The SEC announced that it will hold a roundtable on February 19, 2015 to explore ways to improve the proxy voting process.
The roundtable will be divided into two panel discussions:
- the first panel will focus on (i) the state of contested director elections, and whether changes should be made to the federal proxy rules to facilitate the use of universal proxy ballots by management and proxy contestants, and (ii) state law, logistical and disclosure issues presented by a possible universal proxy ballot process;
- the second panel will focus on (i) strategies for increasing retail shareholder participation in the proxy process, (ii) how technology might affect retail participation, and (ii) whether the format of disclosure could be improved to increase the engagement of shareholders and how the mechanics of voting could be improved to affect retail shareholder participation.
Lofchie Comment: Retail investors comprise a very small portion of ownership in the stock market.
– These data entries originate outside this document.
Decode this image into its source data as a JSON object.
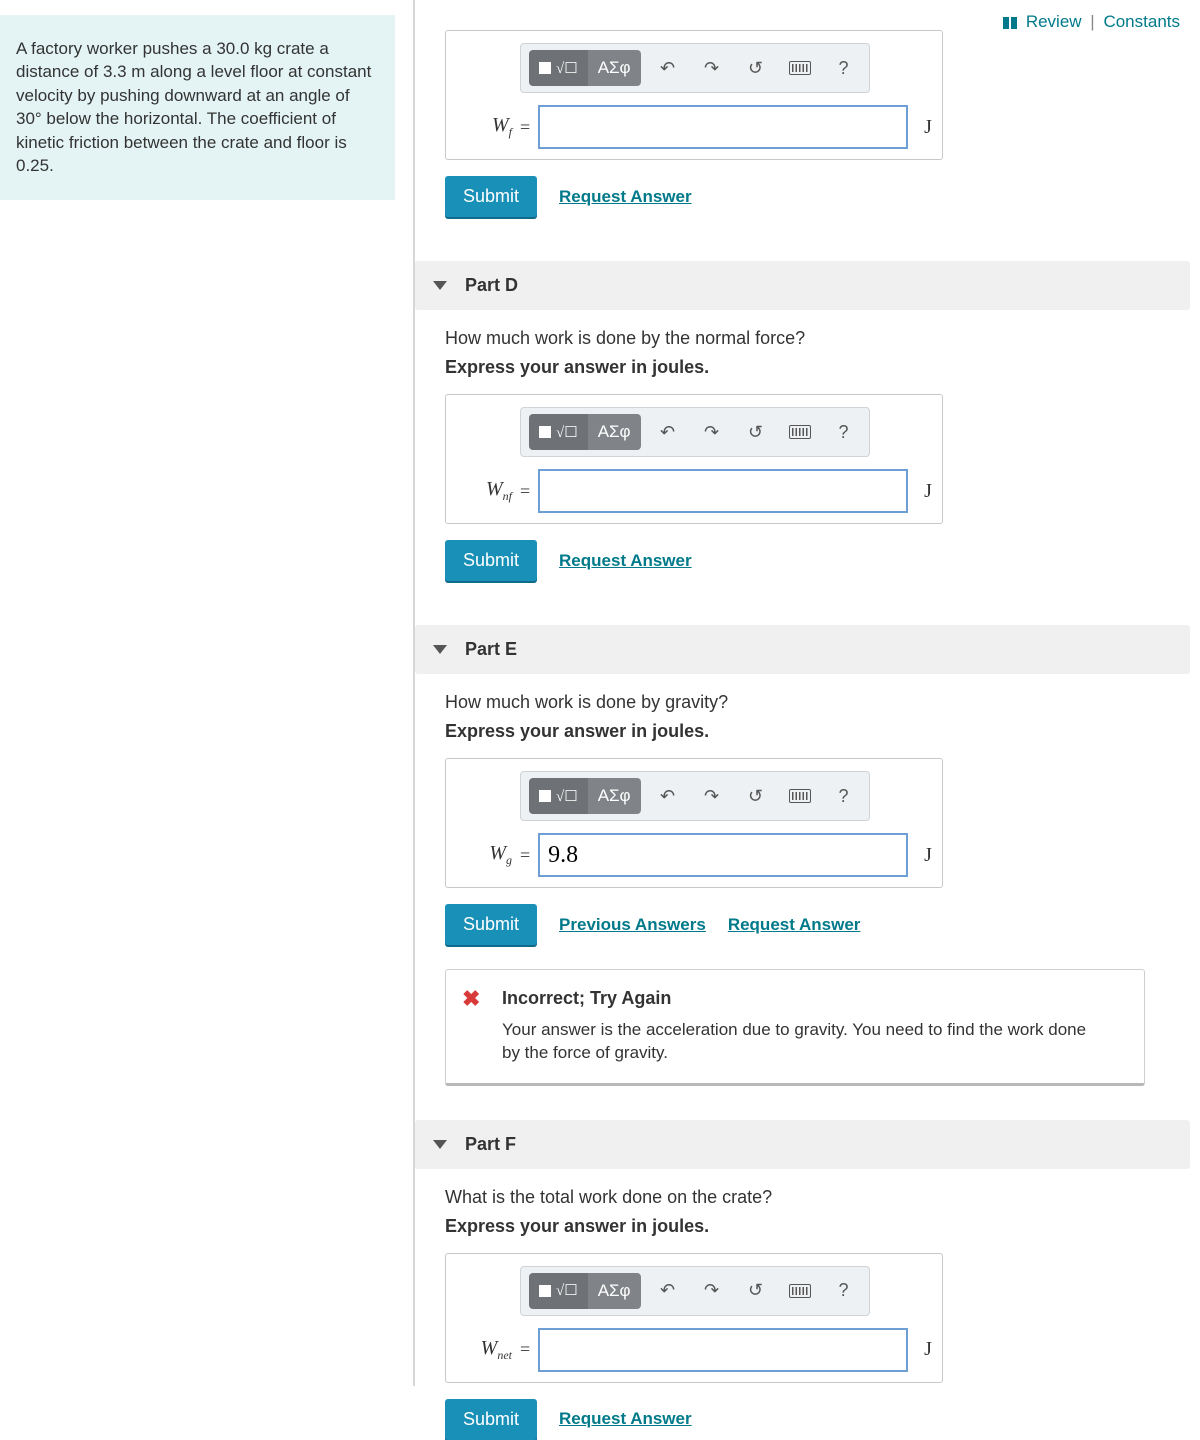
{
  "top_links": {
    "review": "Review",
    "constants": "Constants"
  },
  "problem_text": "A factory worker pushes a 30.0 kg crate a distance of 3.3 m along a level floor at constant velocity by pushing downward at an angle of 30° below the horizontal. The coefficient of kinetic friction between the crate and floor is 0.25.",
  "toolbar": {
    "math_tab": "√☐",
    "greek_tab": "ΑΣφ",
    "help": "?"
  },
  "part_c": {
    "var_html": "W<sub>f</sub>",
    "unit": "J",
    "value": "",
    "submit": "Submit",
    "request": "Request Answer"
  },
  "part_d": {
    "title": "Part D",
    "question": "How much work is done by the normal force?",
    "instruction": "Express your answer in joules.",
    "var_html": "W<sub>nf</sub>",
    "unit": "J",
    "value": "",
    "submit": "Submit",
    "request": "Request Answer"
  },
  "part_e": {
    "title": "Part E",
    "question": "How much work is done by gravity?",
    "instruction": "Express your answer in joules.",
    "var_html": "W<sub>g</sub>",
    "unit": "J",
    "value": "9.8",
    "submit": "Submit",
    "previous": "Previous Answers",
    "request": "Request Answer",
    "feedback_title": "Incorrect; Try Again",
    "feedback_msg": "Your answer is the acceleration due to gravity. You need to find the work done by the force of gravity."
  },
  "part_f": {
    "title": "Part F",
    "question": "What is the total work done on the crate?",
    "instruction": "Express your answer in joules.",
    "var_html": "W<sub>net</sub>",
    "unit": "J",
    "value": "",
    "submit": "Submit",
    "request": "Request Answer"
  }
}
It is doubtful that an increase in their participation would affect voting rates meaningfully. Further, retail voters are unlikely to bring some special knowledge to the proxy process that makes a good result more likely. Even if, in theory (and it is difficult to identify one) a retail investor might make a better voting decision than an institutional investor, it is hard to imagine why it is worth the retail investor’s evenings poring over competing proxies. Better they should spend that time in more worthwhile pursuits like reading (1984, an appropriate classic), seeing a movie (perhaps A Most Violent Year), watching a dance concert (anything by Ohad Naharin) or getting geared up for the Super Bowl (go Patriots!).
See: SEC Press Release.